Using the string "this" as the key, pull each matching line out of the records below.

(Data records for software interfaces)
=== Section Start ===

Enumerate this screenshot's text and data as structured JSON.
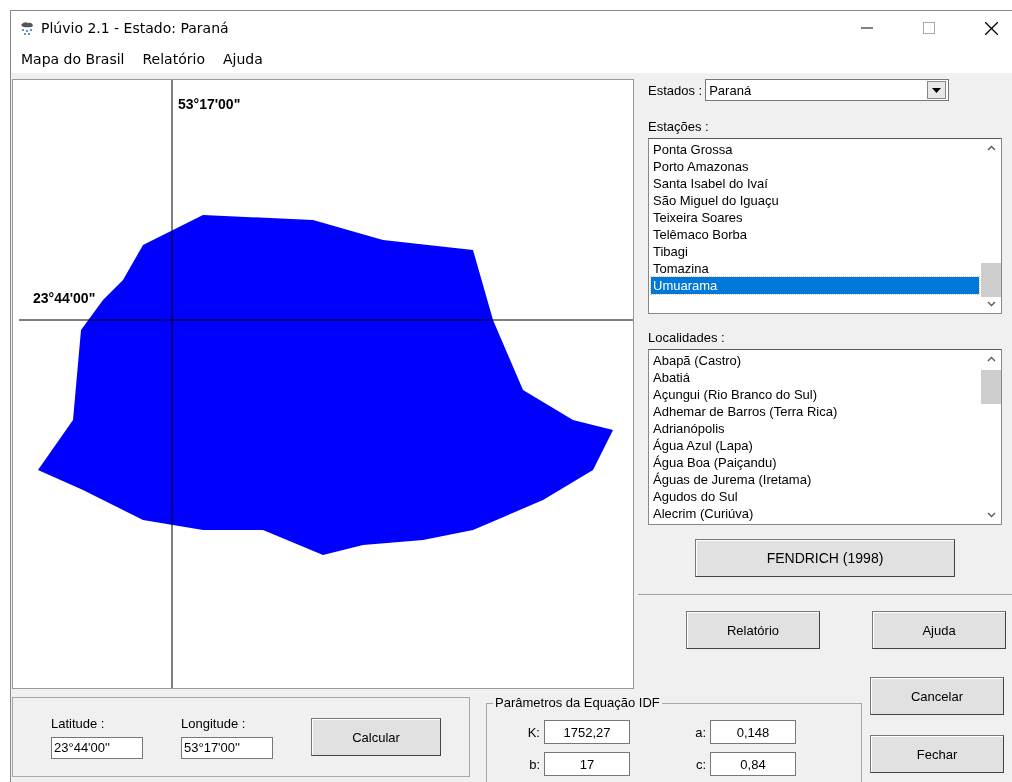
{
  "window": {
    "title": "Plúvio 2.1 - Estado: Paraná"
  },
  "menu": [
    {
      "label": "Mapa do Brasil"
    },
    {
      "label": "Relatório"
    },
    {
      "label": "Ajuda"
    }
  ],
  "map": {
    "longitude_label": "53°17'00\"",
    "latitude_label": "23°44'00\""
  },
  "estados": {
    "label": "Estados :",
    "value": "Paraná"
  },
  "estacoes": {
    "label": "Estações :",
    "items": [
      {
        "label": "Ponta Grossa",
        "selected": false
      },
      {
        "label": "Porto Amazonas",
        "selected": false
      },
      {
        "label": "Santa Isabel do Ivaí",
        "selected": false
      },
      {
        "label": "São Miguel do Iguaçu",
        "selected": false
      },
      {
        "label": "Teixeira Soares",
        "selected": false
      },
      {
        "label": "Telêmaco Borba",
        "selected": false
      },
      {
        "label": "Tibagi",
        "selected": false
      },
      {
        "label": "Tomazina",
        "selected": false
      },
      {
        "label": "Umuarama",
        "selected": true
      }
    ]
  },
  "localidades": {
    "label": "Localidades :",
    "items": [
      {
        "label": "Abapã (Castro)",
        "selected": false
      },
      {
        "label": "Abatiá",
        "selected": false
      },
      {
        "label": "Açungui (Rio Branco do Sul)",
        "selected": false
      },
      {
        "label": "Adhemar de Barros (Terra Rica)",
        "selected": false
      },
      {
        "label": "Adrianópolis",
        "selected": false
      },
      {
        "label": "Água Azul (Lapa)",
        "selected": false
      },
      {
        "label": "Água Boa (Paiçandu)",
        "selected": false
      },
      {
        "label": "Águas de Jurema (Iretama)",
        "selected": false
      },
      {
        "label": "Agudos do Sul",
        "selected": false
      },
      {
        "label": "Alecrim (Curiúva)",
        "selected": false
      }
    ]
  },
  "method_button": {
    "label": "FENDRICH (1998)"
  },
  "buttons": [
    {
      "label": "Relatório"
    },
    {
      "label": "Ajuda"
    },
    {
      "label": "Cancelar"
    },
    {
      "label": "Fechar"
    }
  ],
  "coordinates": {
    "latitude": {
      "label": "Latitude :",
      "value": "23°44'00''"
    },
    "longitude": {
      "label": "Longitude :",
      "value": "53°17'00''"
    },
    "calculate": {
      "label": "Calcular"
    }
  },
  "idf": {
    "title": "Parâmetros da Equação IDF",
    "params": [
      {
        "name": "K:",
        "value": "1752,27"
      },
      {
        "name": "a:",
        "value": "0,148"
      },
      {
        "name": "b:",
        "value": "17"
      },
      {
        "name": "c:",
        "value": "0,84"
      }
    ]
  }
}
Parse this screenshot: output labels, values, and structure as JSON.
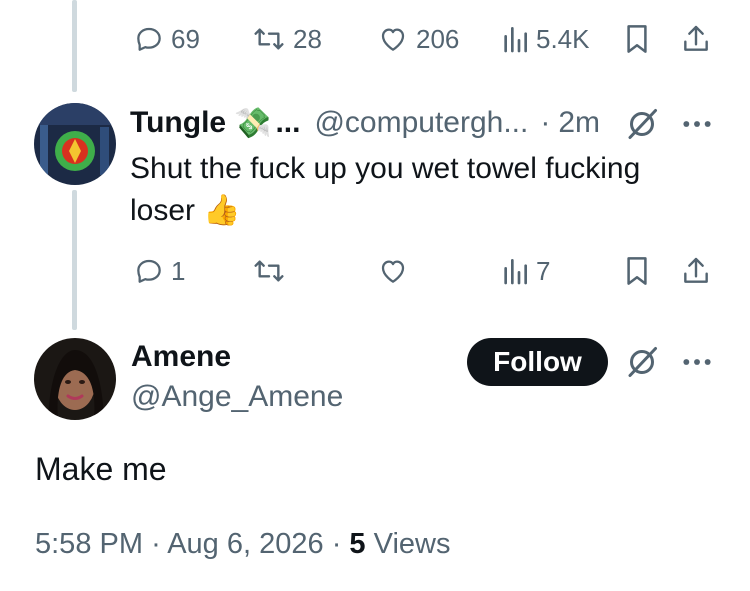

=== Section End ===

*TASK SOLUTION:*
Enumerate this screenshot's text and data as structured JSON.
Parse this screenshot: output labels, values, and structure as JSON.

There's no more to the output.